This apparent hoax originates from a Twitter feed that also falsely asserted that the Olde Hickory House was never spelled with an 'e,' which is disproven by both the city directory and contemporaneous advertisement shown above. (UPDATE: CNN tweeted the apparently-doctored image, lending credence to the theory). Others are resting their theories on the numeral '7' looking slightly different in separate elements of the yearbook message (perhaps the least ridiculous and most compelling objection being raised), which shifts from cursive in the note to printed letters after the signature. A separate theory brewing involves speculating that Young couldn't have received her yearbook in December, as she says (which I've addressed, with other social media users and reporters stating that the timeline was entirely plausible, especially because she transferred high schools). As for Mrs. Moore's stream of rash falsehoods, her defenders will say that it's understandable, if not romantic, that a woman would do anything she could to help her embattled spouse. (Surely they feel the same way about Hillary Clinton). But that defensive impulse, no matter how relatable, should not give anyone license to repeatedly create or spread fake information. I'd also bet that if the roles were reversed and the accusers' families were exposed as sharing fraudulent claims in defense of their loved ones, Mrs. Moore's apologists would wield those disproven claims as evidence against the women's stories.
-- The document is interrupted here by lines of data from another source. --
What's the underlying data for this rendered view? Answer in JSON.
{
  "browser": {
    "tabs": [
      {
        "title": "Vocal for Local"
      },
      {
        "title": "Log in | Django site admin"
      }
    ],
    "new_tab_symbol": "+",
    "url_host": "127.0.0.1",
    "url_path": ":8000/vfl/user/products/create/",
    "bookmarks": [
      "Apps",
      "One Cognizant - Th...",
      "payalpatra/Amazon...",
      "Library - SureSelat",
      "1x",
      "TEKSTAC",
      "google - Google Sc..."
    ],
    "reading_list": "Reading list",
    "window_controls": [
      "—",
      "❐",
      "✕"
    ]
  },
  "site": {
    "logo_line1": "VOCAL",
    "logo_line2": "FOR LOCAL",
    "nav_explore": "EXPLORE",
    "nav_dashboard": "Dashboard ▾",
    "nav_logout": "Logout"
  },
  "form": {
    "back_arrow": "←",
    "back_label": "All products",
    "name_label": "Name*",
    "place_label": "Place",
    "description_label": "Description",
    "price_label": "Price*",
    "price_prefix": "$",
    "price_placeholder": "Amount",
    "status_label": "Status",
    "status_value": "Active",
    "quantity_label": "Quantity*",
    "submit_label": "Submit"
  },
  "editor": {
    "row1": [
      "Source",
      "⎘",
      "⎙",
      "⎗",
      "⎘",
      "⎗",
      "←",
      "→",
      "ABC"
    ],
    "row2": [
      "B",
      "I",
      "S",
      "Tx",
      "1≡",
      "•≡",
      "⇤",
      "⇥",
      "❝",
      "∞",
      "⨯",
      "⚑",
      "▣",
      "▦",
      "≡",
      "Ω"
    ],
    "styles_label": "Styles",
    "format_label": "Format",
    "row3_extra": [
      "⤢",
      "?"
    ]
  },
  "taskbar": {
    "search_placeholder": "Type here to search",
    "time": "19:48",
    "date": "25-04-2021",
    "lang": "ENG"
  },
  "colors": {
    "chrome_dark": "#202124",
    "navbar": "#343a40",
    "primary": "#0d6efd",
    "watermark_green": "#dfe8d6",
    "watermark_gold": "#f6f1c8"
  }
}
To recap: Debunking Kayla Moore's conspiratorial social media posts does not affirmatively prove that Roy Moore is guilty of what his accusers say he did -- even if even more accounts about his pattern of behavior with teenage girls continue to crop up. It does, however, call into question the credibility of Moore's most ardent defenders, whose desperate and sloppy theorizing undercuts their trustworthiness as sources every time a bogus claim is raised and cut down. And again, what would be truly devastating to Moore's pushback is compelling evidence -- in the form of records or witnesses -- that can blow up his statement that he never met Corfman or Young, or that he didn't dine at the Olde Hickory House in the late 1970s. I'm open to changing my mind based on proof (that's why I followed the evidence about the restaurant today), but as of right now, my tentative conclusion remains the same: The women are credible. He, and the fever swamp toiling on his behalf, are not. Drain the swamp.